Your objective: All of the entries below need repeating exactly, apart from their images.
#####
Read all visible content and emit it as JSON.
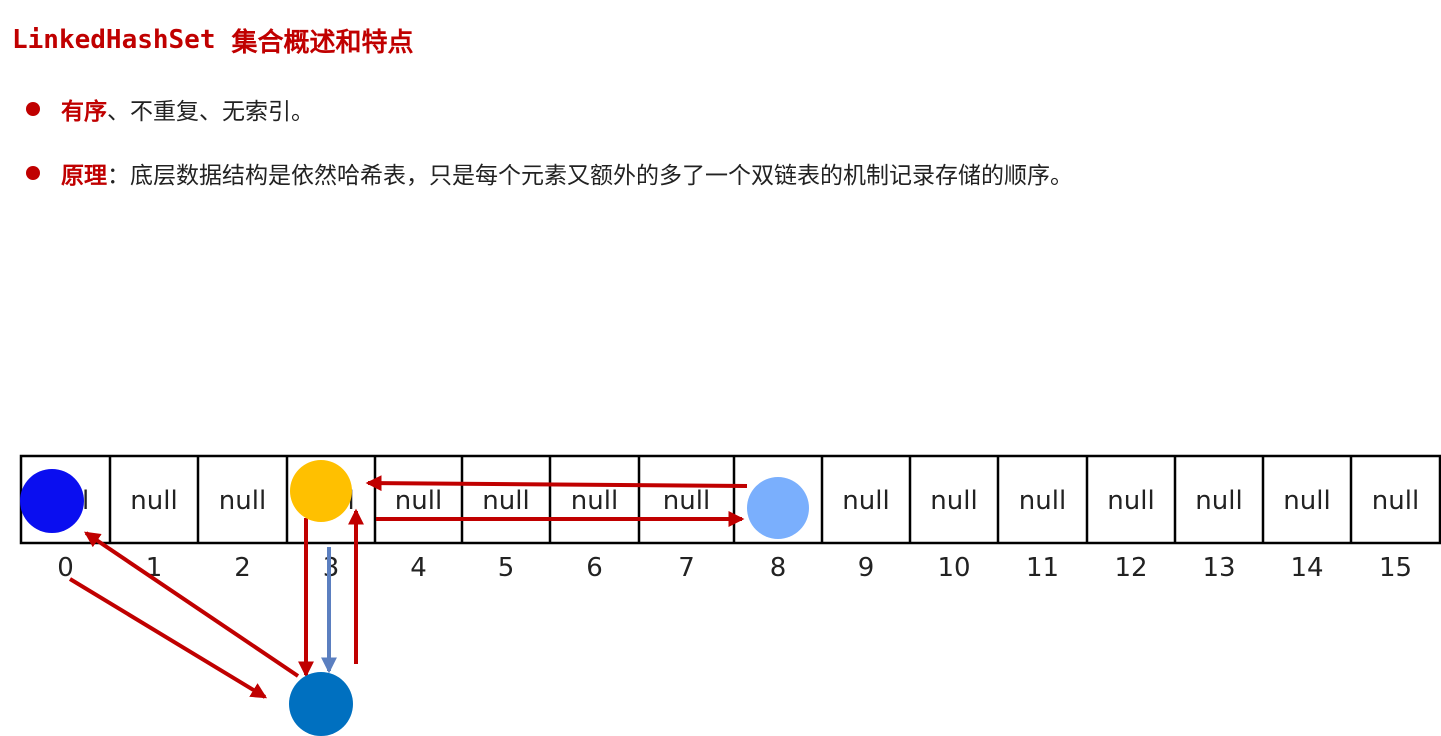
{
  "title": {
    "code": "LinkedHashSet",
    "text": "集合概述和特点"
  },
  "bullets": [
    {
      "key": "有序",
      "text": "、不重复、无索引。"
    },
    {
      "key": "原理",
      "text": "：底层数据结构是依然哈希表，只是每个元素又额外的多了一个双链表的机制记录存储的顺序。"
    }
  ],
  "table": {
    "cells": [
      "null",
      "null",
      "null",
      "null",
      "null",
      "null",
      "null",
      "null",
      "null",
      "null",
      "null",
      "null",
      "null",
      "null",
      "null",
      "null"
    ],
    "indices": [
      "0",
      "1",
      "2",
      "3",
      "4",
      "5",
      "6",
      "7",
      "8",
      "9",
      "10",
      "11",
      "12",
      "13",
      "14",
      "15"
    ]
  },
  "colors": {
    "accent": "#c00000",
    "arrow_red": "#c00000",
    "arrow_blue": "#5b7fc0",
    "node_bucket0": "#0a0ef0",
    "node_bucket3": "#ffc000",
    "node_bucket8": "#7aaffd",
    "node_chain": "#0070c0",
    "grid": "#000000"
  }
}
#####
Result for this task:
Read all visible content and emit it as JSON.
{
  "title": {
    "code": "LinkedHashSet",
    "text": "集合概述和特点"
  },
  "bullets": [
    {
      "key": "有序",
      "text": "、不重复、无索引。"
    },
    {
      "key": "原理",
      "text": "：底层数据结构是依然哈希表，只是每个元素又额外的多了一个双链表的机制记录存储的顺序。"
    }
  ],
  "table": {
    "cells": [
      "null",
      "null",
      "null",
      "null",
      "null",
      "null",
      "null",
      "null",
      "null",
      "null",
      "null",
      "null",
      "null",
      "null",
      "null",
      "null"
    ],
    "indices": [
      "0",
      "1",
      "2",
      "3",
      "4",
      "5",
      "6",
      "7",
      "8",
      "9",
      "10",
      "11",
      "12",
      "13",
      "14",
      "15"
    ]
  },
  "colors": {
    "accent": "#c00000",
    "arrow_red": "#c00000",
    "arrow_blue": "#5b7fc0",
    "node_bucket0": "#0a0ef0",
    "node_bucket3": "#ffc000",
    "node_bucket8": "#7aaffd",
    "node_chain": "#0070c0",
    "grid": "#000000"
  }
}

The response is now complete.